(Component data from apps and pages)
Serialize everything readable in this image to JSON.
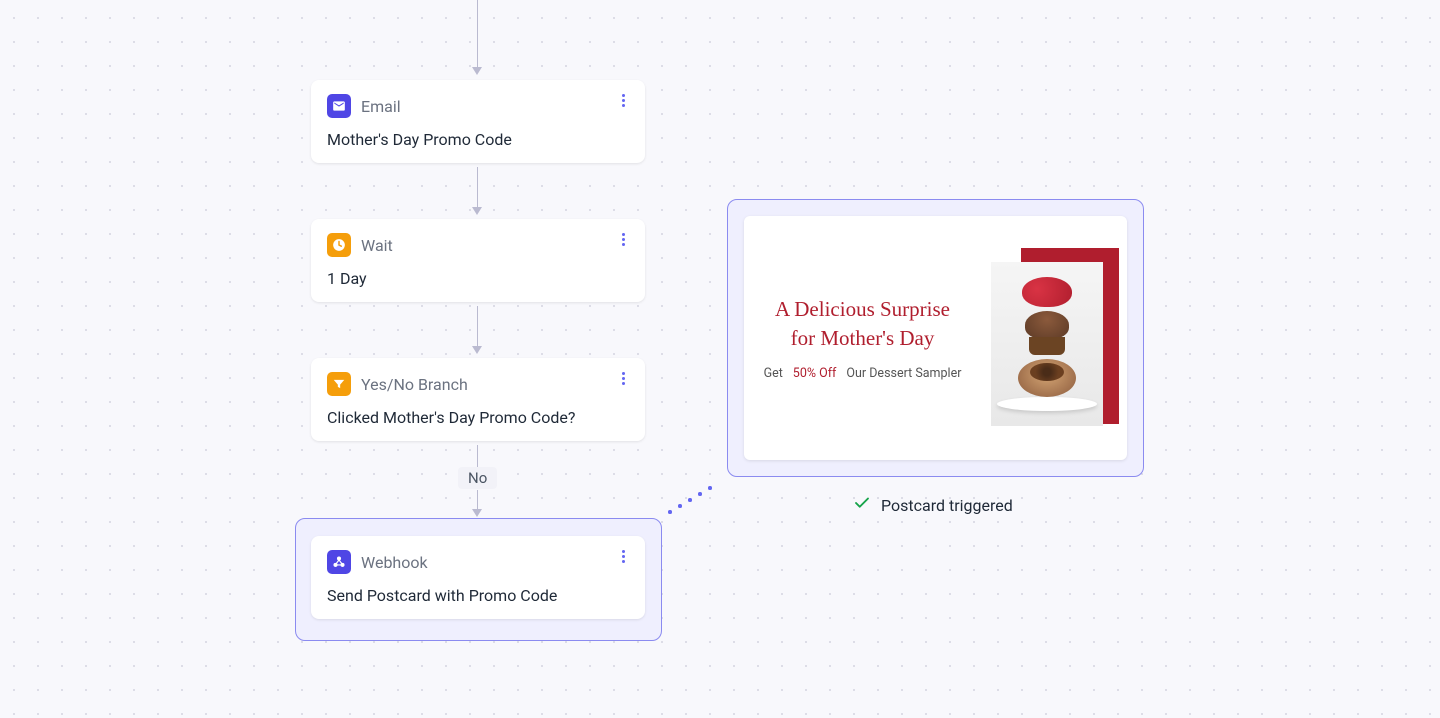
{
  "nodes": {
    "email": {
      "type": "Email",
      "title": "Mother's Day Promo Code"
    },
    "wait": {
      "type": "Wait",
      "title": "1 Day"
    },
    "branch": {
      "type": "Yes/No Branch",
      "title": "Clicked Mother's Day Promo Code?"
    },
    "webhook": {
      "type": "Webhook",
      "title": "Send Postcard with Promo Code"
    }
  },
  "branch_label": "No",
  "postcard": {
    "title_line1": "A Delicious Surprise",
    "title_line2": "for Mother's Day",
    "sub_get": "Get",
    "sub_discount": "50% Off",
    "sub_item": "Our Dessert Sampler"
  },
  "triggered": "Postcard triggered"
}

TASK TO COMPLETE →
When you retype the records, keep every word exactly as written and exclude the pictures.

RESPONSE →
Serialize everything readable in this image to JSON.
{
  "nodes": {
    "email": {
      "type": "Email",
      "title": "Mother's Day Promo Code"
    },
    "wait": {
      "type": "Wait",
      "title": "1 Day"
    },
    "branch": {
      "type": "Yes/No Branch",
      "title": "Clicked Mother's Day Promo Code?"
    },
    "webhook": {
      "type": "Webhook",
      "title": "Send Postcard with Promo Code"
    }
  },
  "branch_label": "No",
  "postcard": {
    "title_line1": "A Delicious Surprise",
    "title_line2": "for Mother's Day",
    "sub_get": "Get",
    "sub_discount": "50% Off",
    "sub_item": "Our Dessert Sampler"
  },
  "triggered": "Postcard triggered"
}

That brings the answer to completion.